== Task details ==
Every record below must be returned exactly as it was received.

== Excerpted records ==
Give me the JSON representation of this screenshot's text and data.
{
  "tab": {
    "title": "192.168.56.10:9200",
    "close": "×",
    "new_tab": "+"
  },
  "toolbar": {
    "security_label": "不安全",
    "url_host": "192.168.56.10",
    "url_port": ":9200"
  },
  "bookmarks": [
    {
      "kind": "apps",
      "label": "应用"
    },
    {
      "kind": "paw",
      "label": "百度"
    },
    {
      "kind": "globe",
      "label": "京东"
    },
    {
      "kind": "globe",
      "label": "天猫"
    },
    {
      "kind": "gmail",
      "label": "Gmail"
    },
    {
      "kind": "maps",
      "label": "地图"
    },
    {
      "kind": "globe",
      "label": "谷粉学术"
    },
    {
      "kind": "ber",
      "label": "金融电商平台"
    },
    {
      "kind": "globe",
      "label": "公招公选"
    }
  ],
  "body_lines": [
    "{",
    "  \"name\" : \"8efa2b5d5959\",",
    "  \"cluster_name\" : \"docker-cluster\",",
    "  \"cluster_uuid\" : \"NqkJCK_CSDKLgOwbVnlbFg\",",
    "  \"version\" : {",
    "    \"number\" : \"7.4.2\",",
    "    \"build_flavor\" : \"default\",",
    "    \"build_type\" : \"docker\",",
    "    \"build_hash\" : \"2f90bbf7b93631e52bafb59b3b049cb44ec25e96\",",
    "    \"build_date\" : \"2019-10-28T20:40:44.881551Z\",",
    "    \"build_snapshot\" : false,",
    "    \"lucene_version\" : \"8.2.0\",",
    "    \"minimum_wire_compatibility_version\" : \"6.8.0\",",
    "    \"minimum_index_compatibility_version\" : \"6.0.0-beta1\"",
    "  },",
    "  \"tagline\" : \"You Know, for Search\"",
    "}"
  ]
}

== Answer ==
Give me the JSON representation of this screenshot's text and data.
{
  "tab": {
    "title": "192.168.56.10:9200",
    "close": "×",
    "new_tab": "+"
  },
  "toolbar": {
    "security_label": "不安全",
    "url_host": "192.168.56.10",
    "url_port": ":9200"
  },
  "bookmarks": [
    {
      "kind": "apps",
      "label": "应用"
    },
    {
      "kind": "paw",
      "label": "百度"
    },
    {
      "kind": "globe",
      "label": "京东"
    },
    {
      "kind": "globe",
      "label": "天猫"
    },
    {
      "kind": "gmail",
      "label": "Gmail"
    },
    {
      "kind": "maps",
      "label": "地图"
    },
    {
      "kind": "globe",
      "label": "谷粉学术"
    },
    {
      "kind": "ber",
      "label": "金融电商平台"
    },
    {
      "kind": "globe",
      "label": "公招公选"
    }
  ],
  "body_lines": [
    "{",
    "  \"name\" : \"8efa2b5d5959\",",
    "  \"cluster_name\" : \"docker-cluster\",",
    "  \"cluster_uuid\" : \"NqkJCK_CSDKLgOwbVnlbFg\",",
    "  \"version\" : {",
    "    \"number\" : \"7.4.2\",",
    "    \"build_flavor\" : \"default\",",
    "    \"build_type\" : \"docker\",",
    "    \"build_hash\" : \"2f90bbf7b93631e52bafb59b3b049cb44ec25e96\",",
    "    \"build_date\" : \"2019-10-28T20:40:44.881551Z\",",
    "    \"build_snapshot\" : false,",
    "    \"lucene_version\" : \"8.2.0\",",
    "    \"minimum_wire_compatibility_version\" : \"6.8.0\",",
    "    \"minimum_index_compatibility_version\" : \"6.0.0-beta1\"",
    "  },",
    "  \"tagline\" : \"You Know, for Search\"",
    "}"
  ]
}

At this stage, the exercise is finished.